SIR THOMAS SMITH (1513-1577), English scholar and diplomatist, was born at Saffron Walden in Essex on the 23rd of December 1513.
COLCHICUM, the Meadow Saffron, or Autumn Crocus (Colchicum autumnale), a perennial plant of the natural order Liliaceae, found wild in rich moist meadow-land in England and Ireland, in middle and southern Europe, and in the Swiss Alps.
The corm of the meadow-saffron attains its full size in June or early in July.
The Blackwater in Essex, which rises near Saffron Walden, has a course of about 40 m.
The country around is flat and fertile, producing much wine, dates, oranges, oil, saffron and aniseed.
A similar notoriety attached to Saffron Hill on the eastern confines of the borough.
From early times George Fox and many others had taken a keen interest in education, and in 1779 there was founded at Ackworth, near Pontefract, a school for boys and girls; this was followed by the reconstitution, in 1808, of a school at Sidcot in the Mendips, and in 1811, of one in Islington Road, London; it was afterwards removed to Croydon, and, later, to Saffron Walden.

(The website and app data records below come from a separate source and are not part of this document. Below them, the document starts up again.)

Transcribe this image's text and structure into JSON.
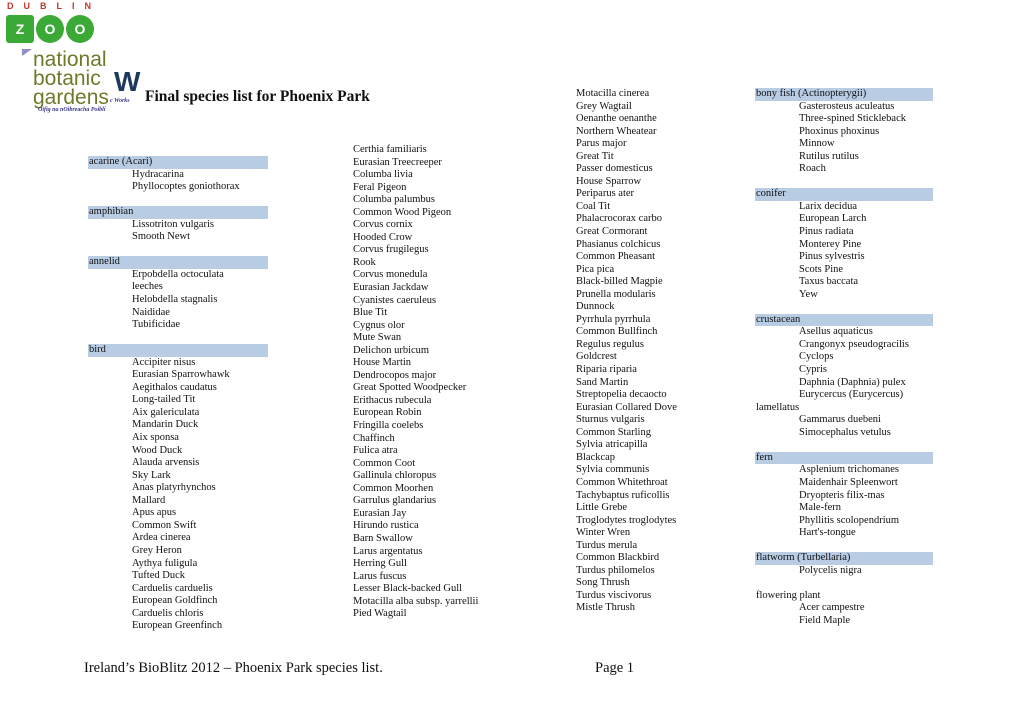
{
  "logos": {
    "dublin_zoo": {
      "top_text": "DUBLIN",
      "letters": [
        "Z",
        "O",
        "O"
      ],
      "color": "#3aa935",
      "top_color": "#c0392b"
    },
    "national_botanic_gardens": {
      "lines": [
        "national",
        "botanic",
        "gardens"
      ],
      "color": "#6e7a2a"
    },
    "opw": {
      "mark": "W",
      "works_text": "c Works",
      "irish_text": "Oifig na nOibreacha Poiblí",
      "color": "#1d3a5c"
    }
  },
  "title": "Final species list for Phoenix Park",
  "header_color": "#b8cce4",
  "columns": [
    {
      "groups": [
        {
          "category": "acarine (Acari)",
          "highlight": true,
          "items": [
            "Hydracarina",
            "Phyllocoptes goniothorax"
          ]
        },
        {
          "category": "amphibian",
          "highlight": true,
          "items": [
            "Lissotriton vulgaris",
            "Smooth Newt"
          ]
        },
        {
          "category": "annelid",
          "highlight": true,
          "items": [
            "Erpobdella octoculata",
            "leeches",
            "Helobdella stagnalis",
            "Naididae",
            "Tubificidae"
          ]
        },
        {
          "category": "bird",
          "highlight": true,
          "items": [
            "Accipiter nisus",
            "Eurasian Sparrowhawk",
            "Aegithalos caudatus",
            "Long-tailed Tit",
            "Aix galericulata",
            "Mandarin Duck",
            "Aix sponsa",
            "Wood Duck",
            "Alauda arvensis",
            "Sky Lark",
            "Anas platyrhynchos",
            "Mallard",
            "Apus apus",
            "Common Swift",
            "Ardea cinerea",
            "Grey Heron",
            "Aythya fuligula",
            "Tufted Duck",
            "Carduelis carduelis",
            "European Goldfinch",
            "Carduelis chloris",
            "European Greenfinch"
          ]
        }
      ]
    },
    {
      "items": [
        "Certhia familiaris",
        "Eurasian Treecreeper",
        "Columba livia",
        "Feral Pigeon",
        "Columba palumbus",
        "Common Wood Pigeon",
        "Corvus cornix",
        "Hooded Crow",
        "Corvus frugilegus",
        "Rook",
        "Corvus monedula",
        "Eurasian Jackdaw",
        "Cyanistes caeruleus",
        "Blue Tit",
        "Cygnus olor",
        "Mute Swan",
        "Delichon urbicum",
        "House Martin",
        "Dendrocopos major",
        "Great Spotted Woodpecker",
        "Erithacus rubecula",
        "European Robin",
        "Fringilla coelebs",
        "Chaffinch",
        "Fulica atra",
        "Common Coot",
        "Gallinula chloropus",
        "Common Moorhen",
        "Garrulus glandarius",
        "Eurasian Jay",
        "Hirundo rustica",
        "Barn Swallow",
        "Larus argentatus",
        "Herring Gull",
        "Larus fuscus",
        "Lesser Black-backed Gull",
        "Motacilla alba subsp. yarrellii",
        "Pied Wagtail"
      ]
    },
    {
      "items": [
        "Motacilla cinerea",
        "Grey Wagtail",
        "Oenanthe oenanthe",
        "Northern Wheatear",
        "Parus major",
        "Great Tit",
        "Passer domesticus",
        "House Sparrow",
        "Periparus ater",
        "Coal Tit",
        "Phalacrocorax carbo",
        "Great Cormorant",
        "Phasianus colchicus",
        "Common Pheasant",
        "Pica pica",
        "Black-billed Magpie",
        "Prunella modularis",
        "Dunnock",
        "Pyrrhula pyrrhula",
        "Common Bullfinch",
        "Regulus regulus",
        "Goldcrest",
        "Riparia riparia",
        "Sand Martin",
        "Streptopelia decaocto",
        "Eurasian Collared Dove",
        "Sturnus vulgaris",
        "Common Starling",
        "Sylvia atricapilla",
        "Blackcap",
        "Sylvia communis",
        "Common Whitethroat",
        "Tachybaptus ruficollis",
        "Little Grebe",
        "Troglodytes troglodytes",
        "Winter Wren",
        "Turdus merula",
        "Common Blackbird",
        "Turdus philomelos",
        "Song Thrush",
        "Turdus viscivorus",
        "Mistle Thrush"
      ]
    },
    {
      "groups": [
        {
          "category": "bony fish (Actinopterygii)",
          "highlight": true,
          "items": [
            "Gasterosteus aculeatus",
            "Three-spined Stickleback",
            "Phoxinus phoxinus",
            "Minnow",
            "Rutilus rutilus",
            "Roach"
          ]
        },
        {
          "category": "conifer",
          "highlight": true,
          "items": [
            "Larix decidua",
            "European Larch",
            "Pinus radiata",
            "Monterey Pine",
            "Pinus sylvestris",
            "Scots Pine",
            "Taxus baccata",
            "Yew"
          ]
        },
        {
          "category": "crustacean",
          "highlight": true,
          "items": [
            "Asellus aquaticus",
            "Crangonyx pseudogracilis",
            "Cyclops",
            "Cypris",
            "Daphnia (Daphnia) pulex",
            "Eurycercus (Eurycercus)"
          ],
          "wrapped_line": "lamellatus",
          "items_after": [
            "Gammarus duebeni",
            "Simocephalus vetulus"
          ]
        },
        {
          "category": "fern",
          "highlight": true,
          "items": [
            "Asplenium trichomanes",
            "Maidenhair Spleenwort",
            "Dryopteris filix-mas",
            "Male-fern",
            "Phyllitis scolopendrium",
            "Hart's-tongue"
          ]
        },
        {
          "category": "flatworm (Turbellaria)",
          "highlight": true,
          "items": [
            "Polycelis nigra"
          ]
        },
        {
          "category": "flowering plant",
          "highlight": false,
          "items": [
            "Acer campestre",
            "Field Maple"
          ]
        }
      ]
    }
  ],
  "footer": {
    "left": "Ireland’s BioBlitz 2012 – Phoenix Park species list.",
    "right": "Page 1"
  }
}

Among other important productions of the Ottoman Empire are sesame, coleseed, castor oil, flax, hemp, aniseed, mohair, saffron, olive oil, gums, scammony and liquorice.
Tofieldia, an arctic and alpine genus of small herbs with a slender scape springing from a tuft of narrow ensiform leaves and bearing a raceme of small green flowers; Narthecium (bog-asphodel), herbs with a habit similar to Tofieldia, but with larger golden-yellow flowers; and Colchicum, a genus with about 30 species including b the meadow saffron or autumn crocus (C. autumnale).
Za`faran), a product manufactured from the dried stigmas and part of the style of the saffron crocus, a cultivated form of Crocus sativus; some of the wild forms (var.
The Egyptians, though acquainted with the bastard safflower, do not seem to have possessed saffron; but it is named in Canticles iv.
Saffron was used as an ingredient in many of the complicated medicines of early times.
The ` streets of Rome were sprinkled with saffron when Nero made his entry into the city.
In ancient Ireland a king's mantle was dyed with saffron, and even down to the 17th century the "lein-croich," or saffron-dyed shirt, was worn by persons of rank in the Hebrides.
One grain of saffron rubbed to powder with sugar and a little water imparts a distinctly yellow tint to ten gallons of water.
If the name was not derived from that of some English locality--Saffron Walden, for instance--one might suppose that it was called originally Walled-in Pond.
His black, agate pupils with saffron- yellow whites moved restlessly near the lower eyelids.